Just like the HTML5 video element exposes an API (, video.stop(), etc.), some components such as content-overlay also expose a Javascript API. In certain cases you may want to trigger an event on an element. In either case all you need to do is reference the element with a selector such as an ID or class and you can trigger a native method or event.

In simple words, what is Content Blocks JS?

You can import new HTML elements with a script tag. If you use these elements, you won't have to write a lot of Javascript related to accessibility and performance. For example, to show a video in an overlay you can just use HTML.

What are some use-cases for Content Blocks?

You can use Content Blocks anywhere from the most basic landing pages to an existing enterprise monolith undergoing a rewrite. You can also Content Blocks for building Wordpress and Shopify themes, as well as consuming an API to render content. For example, if you have a CMS backend that allows file uploads, content-image will automatically display an image or looping mp4 based on the file extension.

Since Content Blocks are native and designed to be themed, they work really well for multi-tenant / multi-site environments.

Who built Content Blocks and why?

The Content Blocks JS library is written by a developer with over 12 years experience in e-commerce building designs and layouts for some of the largest brands in the world. Seeing a pattern to these layouts, they also discovered that the vast majority of e-commerce sites used similar layouts but were often prone to bugs, visual misalignments, and every brand took a slightly different approach with trade-offs and limitations to flexibility.

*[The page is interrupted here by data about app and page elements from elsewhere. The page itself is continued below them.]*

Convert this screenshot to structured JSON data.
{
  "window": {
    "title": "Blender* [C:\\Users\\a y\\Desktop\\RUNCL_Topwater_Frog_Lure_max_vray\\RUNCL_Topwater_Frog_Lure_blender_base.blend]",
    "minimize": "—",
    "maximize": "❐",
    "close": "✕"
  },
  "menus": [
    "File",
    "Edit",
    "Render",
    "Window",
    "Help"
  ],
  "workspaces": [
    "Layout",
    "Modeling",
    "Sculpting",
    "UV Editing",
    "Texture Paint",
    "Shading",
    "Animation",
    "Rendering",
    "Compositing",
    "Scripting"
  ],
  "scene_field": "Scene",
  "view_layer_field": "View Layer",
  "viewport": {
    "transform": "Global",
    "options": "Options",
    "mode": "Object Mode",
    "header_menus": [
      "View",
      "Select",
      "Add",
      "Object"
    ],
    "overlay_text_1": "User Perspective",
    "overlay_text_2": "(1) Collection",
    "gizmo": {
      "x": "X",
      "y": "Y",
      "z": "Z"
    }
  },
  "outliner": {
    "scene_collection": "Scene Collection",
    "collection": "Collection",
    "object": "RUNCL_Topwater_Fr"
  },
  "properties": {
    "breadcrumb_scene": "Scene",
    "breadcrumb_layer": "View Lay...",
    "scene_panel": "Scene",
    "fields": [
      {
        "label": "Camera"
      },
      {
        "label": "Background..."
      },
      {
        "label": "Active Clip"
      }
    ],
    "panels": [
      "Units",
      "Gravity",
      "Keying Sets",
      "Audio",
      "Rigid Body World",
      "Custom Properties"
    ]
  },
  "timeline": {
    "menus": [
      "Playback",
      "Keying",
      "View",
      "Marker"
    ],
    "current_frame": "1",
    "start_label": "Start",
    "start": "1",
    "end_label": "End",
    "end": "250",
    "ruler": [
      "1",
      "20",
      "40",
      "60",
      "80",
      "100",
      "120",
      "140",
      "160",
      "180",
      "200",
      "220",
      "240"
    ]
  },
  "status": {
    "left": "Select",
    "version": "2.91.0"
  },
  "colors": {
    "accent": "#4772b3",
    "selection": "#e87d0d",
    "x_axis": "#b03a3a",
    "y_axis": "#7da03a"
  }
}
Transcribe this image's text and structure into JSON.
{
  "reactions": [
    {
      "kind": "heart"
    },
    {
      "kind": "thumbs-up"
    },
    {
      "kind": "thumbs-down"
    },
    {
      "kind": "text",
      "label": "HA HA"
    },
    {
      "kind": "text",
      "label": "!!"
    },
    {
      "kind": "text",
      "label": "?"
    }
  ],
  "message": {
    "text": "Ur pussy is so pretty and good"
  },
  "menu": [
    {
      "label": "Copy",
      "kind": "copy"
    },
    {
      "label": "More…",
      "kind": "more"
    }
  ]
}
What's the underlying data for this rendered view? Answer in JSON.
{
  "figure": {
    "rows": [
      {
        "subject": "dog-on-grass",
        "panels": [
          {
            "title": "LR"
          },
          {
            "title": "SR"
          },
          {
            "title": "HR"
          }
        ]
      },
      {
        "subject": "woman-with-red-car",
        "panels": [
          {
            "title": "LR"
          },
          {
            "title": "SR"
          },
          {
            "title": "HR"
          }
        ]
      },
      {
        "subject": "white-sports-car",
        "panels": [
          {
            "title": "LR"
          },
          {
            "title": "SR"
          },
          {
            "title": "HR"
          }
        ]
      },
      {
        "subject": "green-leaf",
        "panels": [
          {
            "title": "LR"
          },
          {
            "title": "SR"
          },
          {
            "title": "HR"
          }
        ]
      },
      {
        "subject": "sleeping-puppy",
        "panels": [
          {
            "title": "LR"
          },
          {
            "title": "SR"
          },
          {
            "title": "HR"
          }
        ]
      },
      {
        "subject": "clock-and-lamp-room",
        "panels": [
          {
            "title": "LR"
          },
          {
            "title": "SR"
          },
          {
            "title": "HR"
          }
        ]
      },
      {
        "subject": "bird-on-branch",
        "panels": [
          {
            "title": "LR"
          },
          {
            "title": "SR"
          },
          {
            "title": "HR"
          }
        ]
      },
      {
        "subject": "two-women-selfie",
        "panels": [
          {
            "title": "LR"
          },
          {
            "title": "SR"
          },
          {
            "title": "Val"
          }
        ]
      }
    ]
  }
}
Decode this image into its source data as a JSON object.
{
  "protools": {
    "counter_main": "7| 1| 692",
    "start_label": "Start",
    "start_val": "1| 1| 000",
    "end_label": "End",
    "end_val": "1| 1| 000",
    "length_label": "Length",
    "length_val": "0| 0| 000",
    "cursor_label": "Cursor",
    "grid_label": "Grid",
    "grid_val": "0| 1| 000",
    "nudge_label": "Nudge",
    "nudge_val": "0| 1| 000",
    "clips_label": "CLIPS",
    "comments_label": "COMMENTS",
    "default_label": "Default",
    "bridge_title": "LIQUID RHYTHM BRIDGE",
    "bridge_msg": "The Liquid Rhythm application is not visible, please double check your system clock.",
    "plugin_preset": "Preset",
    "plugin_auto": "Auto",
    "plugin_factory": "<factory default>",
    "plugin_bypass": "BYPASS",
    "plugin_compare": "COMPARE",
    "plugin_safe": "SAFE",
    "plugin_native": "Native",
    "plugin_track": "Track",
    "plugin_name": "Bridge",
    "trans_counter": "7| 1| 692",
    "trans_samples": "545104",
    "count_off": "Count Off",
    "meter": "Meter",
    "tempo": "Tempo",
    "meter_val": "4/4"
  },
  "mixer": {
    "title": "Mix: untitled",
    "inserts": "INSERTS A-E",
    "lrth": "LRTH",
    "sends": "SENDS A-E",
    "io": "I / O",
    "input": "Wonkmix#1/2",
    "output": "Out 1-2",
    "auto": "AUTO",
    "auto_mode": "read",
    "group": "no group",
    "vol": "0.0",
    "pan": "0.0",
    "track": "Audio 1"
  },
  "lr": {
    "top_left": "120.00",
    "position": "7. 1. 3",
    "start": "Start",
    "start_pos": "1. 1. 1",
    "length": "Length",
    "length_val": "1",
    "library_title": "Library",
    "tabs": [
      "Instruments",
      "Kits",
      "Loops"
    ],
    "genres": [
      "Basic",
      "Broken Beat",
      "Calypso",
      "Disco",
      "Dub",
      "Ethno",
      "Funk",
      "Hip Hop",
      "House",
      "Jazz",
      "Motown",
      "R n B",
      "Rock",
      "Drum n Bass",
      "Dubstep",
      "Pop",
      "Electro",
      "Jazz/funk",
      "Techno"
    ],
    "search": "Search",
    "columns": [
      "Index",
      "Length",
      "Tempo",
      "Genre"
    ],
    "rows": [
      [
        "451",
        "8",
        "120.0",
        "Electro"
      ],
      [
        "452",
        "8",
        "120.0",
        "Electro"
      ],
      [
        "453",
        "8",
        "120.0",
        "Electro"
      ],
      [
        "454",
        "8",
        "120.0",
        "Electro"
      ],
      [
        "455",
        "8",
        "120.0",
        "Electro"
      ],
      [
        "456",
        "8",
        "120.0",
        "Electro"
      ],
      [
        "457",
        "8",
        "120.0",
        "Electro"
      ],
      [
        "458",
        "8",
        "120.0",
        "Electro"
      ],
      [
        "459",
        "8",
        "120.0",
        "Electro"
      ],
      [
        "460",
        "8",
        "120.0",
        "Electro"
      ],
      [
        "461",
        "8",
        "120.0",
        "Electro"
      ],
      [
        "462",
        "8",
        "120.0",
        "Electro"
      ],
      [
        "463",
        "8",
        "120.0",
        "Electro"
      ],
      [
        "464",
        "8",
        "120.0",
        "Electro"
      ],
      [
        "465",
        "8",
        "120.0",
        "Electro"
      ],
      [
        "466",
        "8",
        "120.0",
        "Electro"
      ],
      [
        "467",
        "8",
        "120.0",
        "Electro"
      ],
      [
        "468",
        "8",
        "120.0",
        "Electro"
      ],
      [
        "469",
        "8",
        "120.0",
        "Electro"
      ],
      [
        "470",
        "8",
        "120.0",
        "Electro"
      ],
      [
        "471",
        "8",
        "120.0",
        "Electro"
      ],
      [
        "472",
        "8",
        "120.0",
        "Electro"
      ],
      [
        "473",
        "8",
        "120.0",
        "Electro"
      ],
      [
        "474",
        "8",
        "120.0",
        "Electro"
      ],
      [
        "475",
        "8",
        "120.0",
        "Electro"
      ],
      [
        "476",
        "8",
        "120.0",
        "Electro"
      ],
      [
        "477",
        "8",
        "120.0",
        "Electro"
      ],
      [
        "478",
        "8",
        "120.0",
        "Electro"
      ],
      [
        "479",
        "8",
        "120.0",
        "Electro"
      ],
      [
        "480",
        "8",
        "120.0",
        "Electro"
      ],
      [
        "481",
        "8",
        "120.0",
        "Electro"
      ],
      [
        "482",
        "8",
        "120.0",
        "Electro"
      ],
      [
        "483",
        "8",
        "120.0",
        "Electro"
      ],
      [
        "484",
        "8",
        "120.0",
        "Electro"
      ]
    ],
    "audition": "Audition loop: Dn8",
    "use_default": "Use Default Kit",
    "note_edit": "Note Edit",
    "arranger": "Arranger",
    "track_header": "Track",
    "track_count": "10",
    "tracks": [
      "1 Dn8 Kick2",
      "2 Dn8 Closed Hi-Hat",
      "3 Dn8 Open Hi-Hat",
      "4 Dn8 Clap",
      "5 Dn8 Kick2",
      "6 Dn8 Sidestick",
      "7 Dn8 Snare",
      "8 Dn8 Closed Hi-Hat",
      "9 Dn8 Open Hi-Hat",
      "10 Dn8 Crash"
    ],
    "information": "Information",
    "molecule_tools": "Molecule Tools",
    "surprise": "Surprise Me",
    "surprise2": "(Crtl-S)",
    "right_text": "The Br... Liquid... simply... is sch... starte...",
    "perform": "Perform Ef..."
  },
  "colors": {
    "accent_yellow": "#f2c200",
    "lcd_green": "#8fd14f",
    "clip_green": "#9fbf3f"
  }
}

As designs and interactions grow more complex, so do the challenges of accessibility, performance, and technical debt. For example, a hero with a button that launches a video can be difficult to scale when working in an enterprise environment. There are considerations about the existing platform, technical debt, and how to best build features in a scalable way.

We can implement these features in a scalable way by using web components that respond to the markup instead. We can also do things like use IntersectionObserver to add lazy loading to a looping mp4, which is included with content-image. By building these optimizations in the native HTML element layer, we can build larger, more robust, accessible, and scalable designs with less work.

Is Content Blocks stable for production?

We have a working Storybook with interactive examples. Content Blocks has been used and iterated on over a dozen different prototypes and public facing sites. The vast majority of the components are battle-tested and much of the decisions are based on learnings from building international e-commerce sites serving millions of customers a day.

That said, there are a few things left to do before we get to a 1.0 release. content-navigation-block, content-tabs, and content-video need a few accessibility, composition, and performance enhancements.

Expected release of 1.0 is by end of March 2024.